Directions for this task
Read through the records. Copy each line that has the word "static".

Data to process

┌──

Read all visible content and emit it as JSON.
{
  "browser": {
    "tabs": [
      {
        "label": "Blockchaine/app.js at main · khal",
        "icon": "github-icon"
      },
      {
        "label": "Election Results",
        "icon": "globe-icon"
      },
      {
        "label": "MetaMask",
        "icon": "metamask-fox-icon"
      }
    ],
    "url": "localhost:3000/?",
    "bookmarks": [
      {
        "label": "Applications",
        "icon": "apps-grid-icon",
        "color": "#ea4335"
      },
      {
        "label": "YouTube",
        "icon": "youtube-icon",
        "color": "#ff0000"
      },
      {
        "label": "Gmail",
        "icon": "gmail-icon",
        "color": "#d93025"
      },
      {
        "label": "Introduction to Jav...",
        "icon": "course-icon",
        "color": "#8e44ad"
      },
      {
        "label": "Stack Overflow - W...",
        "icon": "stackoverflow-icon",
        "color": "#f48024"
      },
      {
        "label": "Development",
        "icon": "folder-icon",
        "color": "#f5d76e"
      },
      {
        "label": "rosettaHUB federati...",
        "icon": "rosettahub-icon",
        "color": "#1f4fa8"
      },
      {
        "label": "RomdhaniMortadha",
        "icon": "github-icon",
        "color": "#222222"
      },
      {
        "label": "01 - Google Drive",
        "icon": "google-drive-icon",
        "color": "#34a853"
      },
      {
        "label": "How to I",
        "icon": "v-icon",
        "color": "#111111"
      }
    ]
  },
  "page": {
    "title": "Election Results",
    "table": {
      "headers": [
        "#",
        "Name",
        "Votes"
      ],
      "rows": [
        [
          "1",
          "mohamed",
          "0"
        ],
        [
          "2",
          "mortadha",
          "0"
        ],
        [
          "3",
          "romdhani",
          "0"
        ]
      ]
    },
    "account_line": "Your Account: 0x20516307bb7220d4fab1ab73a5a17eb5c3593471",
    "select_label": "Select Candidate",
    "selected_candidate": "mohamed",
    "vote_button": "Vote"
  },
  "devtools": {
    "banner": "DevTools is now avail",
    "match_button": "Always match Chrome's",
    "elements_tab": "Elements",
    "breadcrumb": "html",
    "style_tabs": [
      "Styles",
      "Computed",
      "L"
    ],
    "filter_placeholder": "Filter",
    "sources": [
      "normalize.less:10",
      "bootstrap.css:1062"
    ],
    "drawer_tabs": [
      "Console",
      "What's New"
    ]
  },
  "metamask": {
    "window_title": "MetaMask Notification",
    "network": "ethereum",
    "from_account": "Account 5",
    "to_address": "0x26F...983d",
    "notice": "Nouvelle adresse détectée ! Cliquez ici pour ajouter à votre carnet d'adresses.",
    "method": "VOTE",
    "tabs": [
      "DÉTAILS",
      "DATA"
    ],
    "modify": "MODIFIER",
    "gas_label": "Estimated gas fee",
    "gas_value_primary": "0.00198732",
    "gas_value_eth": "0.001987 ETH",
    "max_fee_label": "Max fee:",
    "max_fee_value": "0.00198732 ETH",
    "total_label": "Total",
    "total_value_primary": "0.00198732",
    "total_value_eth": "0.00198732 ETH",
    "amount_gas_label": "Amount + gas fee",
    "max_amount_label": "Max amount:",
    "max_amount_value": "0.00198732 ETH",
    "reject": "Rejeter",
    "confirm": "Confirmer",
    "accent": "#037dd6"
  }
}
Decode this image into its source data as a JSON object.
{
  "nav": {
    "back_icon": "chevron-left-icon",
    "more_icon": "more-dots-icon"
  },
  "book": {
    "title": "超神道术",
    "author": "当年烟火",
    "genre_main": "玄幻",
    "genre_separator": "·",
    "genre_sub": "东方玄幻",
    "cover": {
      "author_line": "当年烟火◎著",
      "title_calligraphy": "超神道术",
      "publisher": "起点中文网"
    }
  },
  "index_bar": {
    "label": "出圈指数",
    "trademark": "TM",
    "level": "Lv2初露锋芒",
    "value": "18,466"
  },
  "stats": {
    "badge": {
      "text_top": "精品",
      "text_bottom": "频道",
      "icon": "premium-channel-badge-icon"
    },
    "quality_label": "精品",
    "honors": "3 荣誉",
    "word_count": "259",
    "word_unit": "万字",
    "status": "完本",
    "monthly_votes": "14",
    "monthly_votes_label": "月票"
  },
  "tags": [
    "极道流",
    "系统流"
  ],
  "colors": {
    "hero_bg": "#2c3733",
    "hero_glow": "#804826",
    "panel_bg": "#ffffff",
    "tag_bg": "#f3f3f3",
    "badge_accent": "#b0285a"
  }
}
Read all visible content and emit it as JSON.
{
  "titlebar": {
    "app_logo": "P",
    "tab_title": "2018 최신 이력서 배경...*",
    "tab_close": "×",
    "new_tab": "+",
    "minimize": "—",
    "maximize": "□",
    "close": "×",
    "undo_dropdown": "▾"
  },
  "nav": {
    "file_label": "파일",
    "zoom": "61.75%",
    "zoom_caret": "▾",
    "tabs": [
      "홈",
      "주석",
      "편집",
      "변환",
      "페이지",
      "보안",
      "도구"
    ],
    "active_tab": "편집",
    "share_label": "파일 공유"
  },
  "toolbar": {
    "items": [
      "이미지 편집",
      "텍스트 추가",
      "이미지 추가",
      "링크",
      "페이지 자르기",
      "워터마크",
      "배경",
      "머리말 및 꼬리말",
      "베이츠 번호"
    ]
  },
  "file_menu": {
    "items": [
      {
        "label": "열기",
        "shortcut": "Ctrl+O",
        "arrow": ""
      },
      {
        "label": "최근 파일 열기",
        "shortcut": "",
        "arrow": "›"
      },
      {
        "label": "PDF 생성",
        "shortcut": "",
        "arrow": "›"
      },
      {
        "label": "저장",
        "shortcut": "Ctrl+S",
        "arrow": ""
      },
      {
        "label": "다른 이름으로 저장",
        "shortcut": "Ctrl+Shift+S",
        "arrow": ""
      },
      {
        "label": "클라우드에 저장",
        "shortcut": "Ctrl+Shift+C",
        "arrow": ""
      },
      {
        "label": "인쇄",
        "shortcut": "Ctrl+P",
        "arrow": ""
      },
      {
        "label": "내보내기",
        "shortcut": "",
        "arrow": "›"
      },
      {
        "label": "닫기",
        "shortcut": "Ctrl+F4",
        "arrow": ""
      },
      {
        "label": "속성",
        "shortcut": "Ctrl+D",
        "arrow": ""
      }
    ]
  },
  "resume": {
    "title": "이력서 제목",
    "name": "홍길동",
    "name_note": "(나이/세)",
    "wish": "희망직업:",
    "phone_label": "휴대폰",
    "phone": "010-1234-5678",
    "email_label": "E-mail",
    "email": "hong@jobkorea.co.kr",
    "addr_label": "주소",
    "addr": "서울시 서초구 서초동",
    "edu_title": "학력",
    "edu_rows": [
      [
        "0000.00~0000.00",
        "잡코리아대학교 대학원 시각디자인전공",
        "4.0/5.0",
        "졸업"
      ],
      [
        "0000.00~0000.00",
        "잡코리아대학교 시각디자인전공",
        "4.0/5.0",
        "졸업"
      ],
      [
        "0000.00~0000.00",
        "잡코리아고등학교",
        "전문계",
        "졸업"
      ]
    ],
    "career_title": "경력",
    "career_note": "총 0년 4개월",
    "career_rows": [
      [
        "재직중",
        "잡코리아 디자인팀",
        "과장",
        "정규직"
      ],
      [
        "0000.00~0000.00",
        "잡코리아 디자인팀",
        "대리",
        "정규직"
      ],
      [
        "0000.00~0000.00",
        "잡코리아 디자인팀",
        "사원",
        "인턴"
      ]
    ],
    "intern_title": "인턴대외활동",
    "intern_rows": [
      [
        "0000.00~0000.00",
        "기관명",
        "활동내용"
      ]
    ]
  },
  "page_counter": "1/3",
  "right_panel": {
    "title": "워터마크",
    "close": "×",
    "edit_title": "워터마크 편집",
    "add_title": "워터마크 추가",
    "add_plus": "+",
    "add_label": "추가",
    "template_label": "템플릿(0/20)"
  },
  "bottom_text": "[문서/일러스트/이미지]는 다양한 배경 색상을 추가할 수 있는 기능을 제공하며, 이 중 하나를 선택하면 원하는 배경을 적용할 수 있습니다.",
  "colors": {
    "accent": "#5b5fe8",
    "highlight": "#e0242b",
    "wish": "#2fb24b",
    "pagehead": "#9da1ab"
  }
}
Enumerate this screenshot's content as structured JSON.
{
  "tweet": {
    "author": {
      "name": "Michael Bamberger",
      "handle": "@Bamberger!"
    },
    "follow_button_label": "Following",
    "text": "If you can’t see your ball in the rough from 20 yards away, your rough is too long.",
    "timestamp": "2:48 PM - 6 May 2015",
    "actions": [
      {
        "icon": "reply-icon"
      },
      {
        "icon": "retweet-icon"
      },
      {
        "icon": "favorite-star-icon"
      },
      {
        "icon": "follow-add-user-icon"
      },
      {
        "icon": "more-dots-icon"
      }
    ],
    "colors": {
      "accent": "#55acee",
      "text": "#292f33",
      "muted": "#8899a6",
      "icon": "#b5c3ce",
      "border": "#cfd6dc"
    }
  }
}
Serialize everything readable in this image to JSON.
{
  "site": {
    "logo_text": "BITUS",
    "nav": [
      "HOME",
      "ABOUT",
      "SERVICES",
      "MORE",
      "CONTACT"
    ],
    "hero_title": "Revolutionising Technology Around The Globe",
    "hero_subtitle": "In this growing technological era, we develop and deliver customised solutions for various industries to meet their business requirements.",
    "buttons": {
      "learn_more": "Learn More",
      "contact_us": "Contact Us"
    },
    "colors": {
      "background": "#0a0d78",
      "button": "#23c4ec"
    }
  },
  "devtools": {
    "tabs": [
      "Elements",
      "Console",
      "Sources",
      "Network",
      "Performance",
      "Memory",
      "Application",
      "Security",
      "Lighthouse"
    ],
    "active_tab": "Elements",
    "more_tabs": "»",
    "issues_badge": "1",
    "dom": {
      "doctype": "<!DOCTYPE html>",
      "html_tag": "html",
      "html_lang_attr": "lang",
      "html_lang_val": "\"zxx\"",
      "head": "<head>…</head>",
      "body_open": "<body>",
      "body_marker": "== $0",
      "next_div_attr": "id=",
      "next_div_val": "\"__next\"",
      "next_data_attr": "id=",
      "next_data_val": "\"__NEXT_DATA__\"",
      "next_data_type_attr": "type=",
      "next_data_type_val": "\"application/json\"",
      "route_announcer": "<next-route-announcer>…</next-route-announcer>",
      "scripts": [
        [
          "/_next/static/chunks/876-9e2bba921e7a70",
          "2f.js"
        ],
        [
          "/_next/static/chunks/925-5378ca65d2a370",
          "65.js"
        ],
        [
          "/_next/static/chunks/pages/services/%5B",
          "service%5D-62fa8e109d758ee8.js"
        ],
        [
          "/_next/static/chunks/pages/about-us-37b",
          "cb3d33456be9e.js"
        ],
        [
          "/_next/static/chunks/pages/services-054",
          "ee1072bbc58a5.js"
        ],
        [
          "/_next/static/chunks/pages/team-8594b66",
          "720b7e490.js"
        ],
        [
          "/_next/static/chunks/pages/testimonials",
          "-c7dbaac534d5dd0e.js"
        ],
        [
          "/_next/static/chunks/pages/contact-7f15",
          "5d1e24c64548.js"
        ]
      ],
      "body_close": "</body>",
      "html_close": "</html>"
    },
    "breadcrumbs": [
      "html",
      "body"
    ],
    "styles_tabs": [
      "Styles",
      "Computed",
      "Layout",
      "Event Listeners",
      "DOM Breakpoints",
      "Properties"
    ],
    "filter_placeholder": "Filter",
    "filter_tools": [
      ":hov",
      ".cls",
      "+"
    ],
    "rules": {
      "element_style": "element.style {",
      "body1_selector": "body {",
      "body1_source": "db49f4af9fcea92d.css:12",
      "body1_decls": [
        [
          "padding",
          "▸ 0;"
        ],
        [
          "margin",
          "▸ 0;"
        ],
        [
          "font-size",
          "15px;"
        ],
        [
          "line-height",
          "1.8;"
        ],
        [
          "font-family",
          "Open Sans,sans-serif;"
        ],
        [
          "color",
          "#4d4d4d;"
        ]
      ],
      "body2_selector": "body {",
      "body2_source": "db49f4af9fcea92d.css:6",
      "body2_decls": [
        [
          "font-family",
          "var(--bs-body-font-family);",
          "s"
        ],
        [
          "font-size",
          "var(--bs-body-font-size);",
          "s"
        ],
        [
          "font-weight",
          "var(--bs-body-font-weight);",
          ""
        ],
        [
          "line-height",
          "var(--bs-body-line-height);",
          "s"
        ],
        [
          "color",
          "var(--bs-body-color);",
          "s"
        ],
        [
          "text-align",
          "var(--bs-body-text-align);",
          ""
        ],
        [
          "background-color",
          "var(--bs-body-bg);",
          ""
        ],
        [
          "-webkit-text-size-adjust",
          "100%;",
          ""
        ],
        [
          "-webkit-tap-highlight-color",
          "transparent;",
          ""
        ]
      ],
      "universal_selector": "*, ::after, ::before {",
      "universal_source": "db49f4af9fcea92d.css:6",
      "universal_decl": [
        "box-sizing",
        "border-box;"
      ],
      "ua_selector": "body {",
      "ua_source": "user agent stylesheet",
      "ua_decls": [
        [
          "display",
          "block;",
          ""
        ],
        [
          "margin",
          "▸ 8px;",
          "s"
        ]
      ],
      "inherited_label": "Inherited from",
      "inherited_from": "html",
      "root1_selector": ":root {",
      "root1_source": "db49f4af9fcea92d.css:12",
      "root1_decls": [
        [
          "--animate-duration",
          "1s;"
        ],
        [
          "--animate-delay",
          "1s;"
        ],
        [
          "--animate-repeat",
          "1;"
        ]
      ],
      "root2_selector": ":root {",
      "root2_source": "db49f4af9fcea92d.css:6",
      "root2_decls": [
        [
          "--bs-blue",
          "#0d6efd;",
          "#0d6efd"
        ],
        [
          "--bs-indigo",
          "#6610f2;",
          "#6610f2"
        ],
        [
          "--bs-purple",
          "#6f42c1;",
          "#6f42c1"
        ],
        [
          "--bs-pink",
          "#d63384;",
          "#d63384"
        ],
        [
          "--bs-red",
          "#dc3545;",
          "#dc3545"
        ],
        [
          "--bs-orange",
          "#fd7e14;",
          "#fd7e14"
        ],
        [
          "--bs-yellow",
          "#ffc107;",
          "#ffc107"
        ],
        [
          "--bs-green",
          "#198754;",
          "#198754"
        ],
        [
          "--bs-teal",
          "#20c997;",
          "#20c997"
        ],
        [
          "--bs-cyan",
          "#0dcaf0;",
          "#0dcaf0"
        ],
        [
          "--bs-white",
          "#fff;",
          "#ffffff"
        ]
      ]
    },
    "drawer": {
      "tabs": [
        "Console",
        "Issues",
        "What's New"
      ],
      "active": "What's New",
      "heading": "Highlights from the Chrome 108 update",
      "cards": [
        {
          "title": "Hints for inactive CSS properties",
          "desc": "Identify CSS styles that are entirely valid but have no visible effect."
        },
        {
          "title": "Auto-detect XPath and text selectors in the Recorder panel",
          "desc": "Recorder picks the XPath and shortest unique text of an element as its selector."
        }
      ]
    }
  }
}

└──

Response
          "/_next/static/chunks/876-9e2bba921e7a70",
          "/_next/static/chunks/925-5378ca65d2a370",
          "/_next/static/chunks/pages/services/%5B",
          "/_next/static/chunks/pages/about-us-37b",
          "/_next/static/chunks/pages/services-054",
          "/_next/static/chunks/pages/team-8594b66",
          "/_next/static/chunks/pages/testimonials",
          "/_next/static/chunks/pages/contact-7f15",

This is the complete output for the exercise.